# A proof of $\dim(R[T])=\dim(R)+1$ without prime ideals?

Please read this first before answering. This question is only concerned with a proof of the dimension formula using the Coquand-Lombardi characterization below. If you post something that doesn't mention the characterization, then it's not an answer and is offtopic.

Background. If $$R$$ is a commutative ring, it is easy to prove $$\dim(R[T]) \geq \dim(R)+1$$, where $$\dim$$ denotes the Krull dimension. If $$R$$ is Noetherian, we have equality. Every proof I'm aware of uses quite a bit of commutative algebra and non-trivial theorems such as Krull's intersection theorem.

T. Coquand and H. Lombardi have found a surprisingly elementary characterization of the Krull dimension that does not use prime ideals at all.

T. Coquand, H. Lombardi, A Short Proof for the Krull Dimension of a Polynomial Ring, The American Mathematical Monthly, Vol. 112, No. 9 (Nov., 2005), pp. 826-829 (4 pages)

You can read the article here.

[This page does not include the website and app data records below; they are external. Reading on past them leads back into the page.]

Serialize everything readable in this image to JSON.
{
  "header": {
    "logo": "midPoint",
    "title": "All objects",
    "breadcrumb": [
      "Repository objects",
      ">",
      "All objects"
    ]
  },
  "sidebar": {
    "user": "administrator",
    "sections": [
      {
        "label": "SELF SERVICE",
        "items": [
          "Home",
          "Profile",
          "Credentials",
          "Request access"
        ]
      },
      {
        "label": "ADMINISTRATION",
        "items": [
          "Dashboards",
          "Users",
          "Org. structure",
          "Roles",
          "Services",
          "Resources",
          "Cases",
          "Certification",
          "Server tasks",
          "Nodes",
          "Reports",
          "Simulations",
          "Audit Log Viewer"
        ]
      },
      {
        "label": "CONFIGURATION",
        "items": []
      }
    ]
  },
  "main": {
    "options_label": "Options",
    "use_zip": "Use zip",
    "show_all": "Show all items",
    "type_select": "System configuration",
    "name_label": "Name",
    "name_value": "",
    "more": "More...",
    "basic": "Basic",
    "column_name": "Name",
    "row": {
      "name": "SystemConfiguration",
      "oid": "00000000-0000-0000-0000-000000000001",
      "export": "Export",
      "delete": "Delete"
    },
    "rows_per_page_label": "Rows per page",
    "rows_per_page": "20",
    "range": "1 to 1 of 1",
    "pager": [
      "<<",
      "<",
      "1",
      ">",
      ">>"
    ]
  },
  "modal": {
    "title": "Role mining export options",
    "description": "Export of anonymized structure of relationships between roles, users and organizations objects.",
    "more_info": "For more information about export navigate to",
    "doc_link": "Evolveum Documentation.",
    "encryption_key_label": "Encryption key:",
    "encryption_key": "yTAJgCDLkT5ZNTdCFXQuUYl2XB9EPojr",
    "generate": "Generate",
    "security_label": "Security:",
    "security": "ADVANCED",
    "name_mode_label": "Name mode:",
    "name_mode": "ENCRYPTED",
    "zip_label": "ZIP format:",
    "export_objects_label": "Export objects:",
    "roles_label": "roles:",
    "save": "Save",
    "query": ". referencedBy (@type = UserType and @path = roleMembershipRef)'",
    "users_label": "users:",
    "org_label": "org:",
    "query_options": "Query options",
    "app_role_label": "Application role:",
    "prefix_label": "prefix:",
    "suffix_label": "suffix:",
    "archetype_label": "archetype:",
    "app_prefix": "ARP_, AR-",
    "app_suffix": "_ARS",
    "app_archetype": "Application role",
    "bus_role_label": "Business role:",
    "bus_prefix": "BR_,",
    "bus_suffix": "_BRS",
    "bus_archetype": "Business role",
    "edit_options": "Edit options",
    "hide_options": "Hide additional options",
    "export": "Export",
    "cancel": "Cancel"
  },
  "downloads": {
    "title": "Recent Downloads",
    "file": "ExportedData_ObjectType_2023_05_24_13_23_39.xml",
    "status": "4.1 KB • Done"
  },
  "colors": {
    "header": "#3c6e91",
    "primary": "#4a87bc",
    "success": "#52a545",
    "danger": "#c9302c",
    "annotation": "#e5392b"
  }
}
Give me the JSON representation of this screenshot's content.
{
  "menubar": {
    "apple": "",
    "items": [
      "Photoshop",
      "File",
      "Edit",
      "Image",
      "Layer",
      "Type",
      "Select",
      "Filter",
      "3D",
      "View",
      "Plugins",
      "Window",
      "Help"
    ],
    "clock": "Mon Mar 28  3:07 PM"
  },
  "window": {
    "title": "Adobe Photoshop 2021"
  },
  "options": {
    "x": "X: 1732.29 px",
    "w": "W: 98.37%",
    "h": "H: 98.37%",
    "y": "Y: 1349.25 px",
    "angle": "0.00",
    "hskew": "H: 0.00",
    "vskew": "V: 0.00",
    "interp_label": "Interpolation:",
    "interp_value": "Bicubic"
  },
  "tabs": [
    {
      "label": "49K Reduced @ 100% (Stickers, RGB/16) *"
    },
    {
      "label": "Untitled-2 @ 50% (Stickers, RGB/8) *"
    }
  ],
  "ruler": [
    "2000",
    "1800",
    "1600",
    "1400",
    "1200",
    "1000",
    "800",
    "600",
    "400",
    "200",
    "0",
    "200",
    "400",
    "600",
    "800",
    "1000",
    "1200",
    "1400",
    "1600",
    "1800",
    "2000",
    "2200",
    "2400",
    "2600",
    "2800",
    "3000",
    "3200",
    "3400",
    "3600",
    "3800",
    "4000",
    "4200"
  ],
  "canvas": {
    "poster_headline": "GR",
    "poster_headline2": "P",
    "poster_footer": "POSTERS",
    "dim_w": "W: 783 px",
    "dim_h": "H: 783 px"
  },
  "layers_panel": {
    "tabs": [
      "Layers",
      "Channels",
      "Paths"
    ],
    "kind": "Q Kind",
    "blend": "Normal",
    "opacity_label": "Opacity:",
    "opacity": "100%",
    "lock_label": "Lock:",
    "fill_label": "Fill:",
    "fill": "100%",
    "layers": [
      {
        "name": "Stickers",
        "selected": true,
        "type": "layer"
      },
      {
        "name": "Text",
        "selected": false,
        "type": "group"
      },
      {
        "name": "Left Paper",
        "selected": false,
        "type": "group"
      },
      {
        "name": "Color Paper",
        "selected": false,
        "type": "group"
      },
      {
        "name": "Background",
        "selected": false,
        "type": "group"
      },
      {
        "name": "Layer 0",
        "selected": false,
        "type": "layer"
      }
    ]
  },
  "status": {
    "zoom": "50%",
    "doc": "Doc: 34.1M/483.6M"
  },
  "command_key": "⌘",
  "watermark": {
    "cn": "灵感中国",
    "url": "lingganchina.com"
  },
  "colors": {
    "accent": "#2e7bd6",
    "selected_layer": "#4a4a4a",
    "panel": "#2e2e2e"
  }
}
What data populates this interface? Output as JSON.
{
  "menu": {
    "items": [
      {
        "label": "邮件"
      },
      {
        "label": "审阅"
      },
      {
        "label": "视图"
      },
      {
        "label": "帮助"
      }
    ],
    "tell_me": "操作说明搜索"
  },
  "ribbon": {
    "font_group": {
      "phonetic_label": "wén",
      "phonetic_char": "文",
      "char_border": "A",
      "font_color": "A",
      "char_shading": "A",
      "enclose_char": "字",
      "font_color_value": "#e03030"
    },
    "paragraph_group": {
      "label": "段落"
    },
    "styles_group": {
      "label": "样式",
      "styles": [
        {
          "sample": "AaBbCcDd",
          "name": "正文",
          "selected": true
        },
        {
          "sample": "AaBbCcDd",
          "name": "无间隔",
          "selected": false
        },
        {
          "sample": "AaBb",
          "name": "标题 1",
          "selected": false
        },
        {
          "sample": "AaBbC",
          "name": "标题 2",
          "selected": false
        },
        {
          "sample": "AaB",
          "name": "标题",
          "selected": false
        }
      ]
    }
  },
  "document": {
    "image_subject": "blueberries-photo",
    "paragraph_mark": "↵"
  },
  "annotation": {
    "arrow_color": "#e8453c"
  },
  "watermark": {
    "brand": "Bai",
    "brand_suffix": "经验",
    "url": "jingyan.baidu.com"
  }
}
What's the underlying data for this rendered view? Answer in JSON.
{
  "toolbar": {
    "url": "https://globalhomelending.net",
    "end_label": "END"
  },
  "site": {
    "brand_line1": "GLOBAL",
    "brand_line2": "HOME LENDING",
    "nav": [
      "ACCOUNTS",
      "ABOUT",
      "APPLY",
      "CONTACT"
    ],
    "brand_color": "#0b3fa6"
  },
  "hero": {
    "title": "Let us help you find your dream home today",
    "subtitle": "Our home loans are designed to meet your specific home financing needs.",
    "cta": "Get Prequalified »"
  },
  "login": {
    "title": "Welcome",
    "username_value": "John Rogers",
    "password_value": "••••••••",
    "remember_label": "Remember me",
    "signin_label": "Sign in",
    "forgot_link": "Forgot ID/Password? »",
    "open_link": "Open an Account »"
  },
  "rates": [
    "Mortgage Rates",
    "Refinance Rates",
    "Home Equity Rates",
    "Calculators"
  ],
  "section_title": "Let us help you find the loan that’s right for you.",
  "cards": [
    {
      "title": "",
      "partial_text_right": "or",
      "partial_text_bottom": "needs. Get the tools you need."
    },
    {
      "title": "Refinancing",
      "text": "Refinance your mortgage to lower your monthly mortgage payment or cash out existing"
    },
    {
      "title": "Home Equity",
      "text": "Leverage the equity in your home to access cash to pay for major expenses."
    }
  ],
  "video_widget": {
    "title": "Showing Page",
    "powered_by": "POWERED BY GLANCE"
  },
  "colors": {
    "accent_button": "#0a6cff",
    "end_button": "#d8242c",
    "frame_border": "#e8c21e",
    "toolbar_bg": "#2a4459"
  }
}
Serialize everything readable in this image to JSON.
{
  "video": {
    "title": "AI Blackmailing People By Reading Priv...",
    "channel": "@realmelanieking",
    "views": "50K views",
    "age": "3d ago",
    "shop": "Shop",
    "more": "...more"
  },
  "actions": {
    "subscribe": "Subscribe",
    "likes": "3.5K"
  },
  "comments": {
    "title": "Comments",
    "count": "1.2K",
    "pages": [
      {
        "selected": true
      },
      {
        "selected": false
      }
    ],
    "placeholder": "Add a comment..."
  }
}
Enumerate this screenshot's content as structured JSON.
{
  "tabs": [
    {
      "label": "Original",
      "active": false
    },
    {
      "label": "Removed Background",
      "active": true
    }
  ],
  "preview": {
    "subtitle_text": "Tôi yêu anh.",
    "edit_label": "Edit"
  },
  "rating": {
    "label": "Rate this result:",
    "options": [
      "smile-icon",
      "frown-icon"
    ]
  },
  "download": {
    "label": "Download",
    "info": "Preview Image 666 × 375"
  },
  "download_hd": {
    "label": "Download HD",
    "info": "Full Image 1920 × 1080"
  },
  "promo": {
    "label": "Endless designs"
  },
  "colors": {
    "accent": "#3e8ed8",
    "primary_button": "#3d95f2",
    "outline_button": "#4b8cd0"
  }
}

For $$x \in R$$ let $$R_{\{x\}}$$ be the localization of $$R$$ at the multiplicative subset $$x^{\mathbb{N}} (1+xR) \subseteq R$$. Then we have

$$\qquad \dim(R) = \sup_{x \in R} \left(\dim(R_{\{x\}})+1\right)\!. \label{1}\tag{\ast}$$

It follows that for $$k \in \mathbb{N}$$ we have $$\dim(R) \leq k$$ if and only if for all $$x_0,\dotsc,x_k \in R$$ there are $$a_0,\dotsc,a_k \in R$$ and $$m_0,\ldots,m_k \in \mathbb{N}$$ such that $$x_0^{m_0} (\cdots ( x_k^{m_k} (1+a_k x_k)+\cdots)+a_0 x_0)=0.$$ You can use this to define the Krull dimension.

A consequence of this is a new short proof of $$\dim(K[x_1,\dotsc,x_n])=n$$, where $$K$$ is a field. Using Noether normalization and the fact that integral extensions don't change the dimension, it follows that $$\dim(R\otimes_K S)=\dim(R)+\dim(S)$$ if $$R,S$$ are finitely generated commutative $$K$$-algebras. In particular $$\dim(R[T])=\dim(R)+1$$. This could be useful for introductory courses on algebraic geometry which don't want to waste too much time with dimension theory.

Question. Can we use the characterization \eqref{1} of the Krull dimension by Coquand-Lombardi above to prove $$\dim(R[T])=\dim(R)+1$$ for Noetherian commutative rings $$R$$?

Such a proof should not use the prime ideal characterization/definition of the Krull dimension. Notice that the claim is equivalent to $$\dim(R[T]_{\{f\}}) \leq \dim(R)$$ for all $$f \in R[T]$$.

Maybe this question is a bit naïve. I suspect that this can only work if we find a first-order property of rings which is satisfied by Noetherian rings and prove the formula for these rings. Notice that in contrast to that the Gelfand-Kirillov dimension satisfies $$\mathrm{GK}\dim(R[T])=\mathrm{GK}\dim(R)+1$$ for every $$K$$-algebra $$R$$.

• Note: I've asked this on stackexchange math.stackexchange.com/questions/358423 and was encouraged to ask this here. Jun 21, 2014 at 8:11
• I would like to know more generally what happens if you take the Coquand-Lombardi characterization as a definition and try to develop the basics of dimension theory from there. Jun 26, 2014 at 14:48
• @NeilStrickland: The following example can be found in Hutchins, Examples of Commutative Rings, Example 27: Let $k$ be a field and let $R = k(y)[[x]] \times_{k(y)} k$ the ring of those power series in $x$ with coefficients in $k(y)$ resp. $k$ for the constant term. Then $\dim(R)=1$ and $\dim(R[T])=3$. I've also read that actually every number between $\dim(R)+1$ and $2 \dim(R)+1$ may appear as $\dim(R[T])$. Aug 4, 2014 at 14:13
• @Neil: What Martin read (every number between the bound appers) you can also read, namely in A. Seidenberg, On the dimension theory of rings (II), Pacific J. Math. 4 (1954), 603-614. Aug 25, 2014 at 21:21
• The elementary characterization is also very useful in a topos-internal context. For example, a scheme $X$ is of dimension $\leq n$ if and only if, from the internal perspective of the little Zariski topos $\mathrm{Sh}(X)$, the (then plain old) ring $\mathcal{O}_X$ is of Krull dimension $\leq n$. See Proposition 3.13 of these sketchy notes. Feb 6, 2015 at 15:51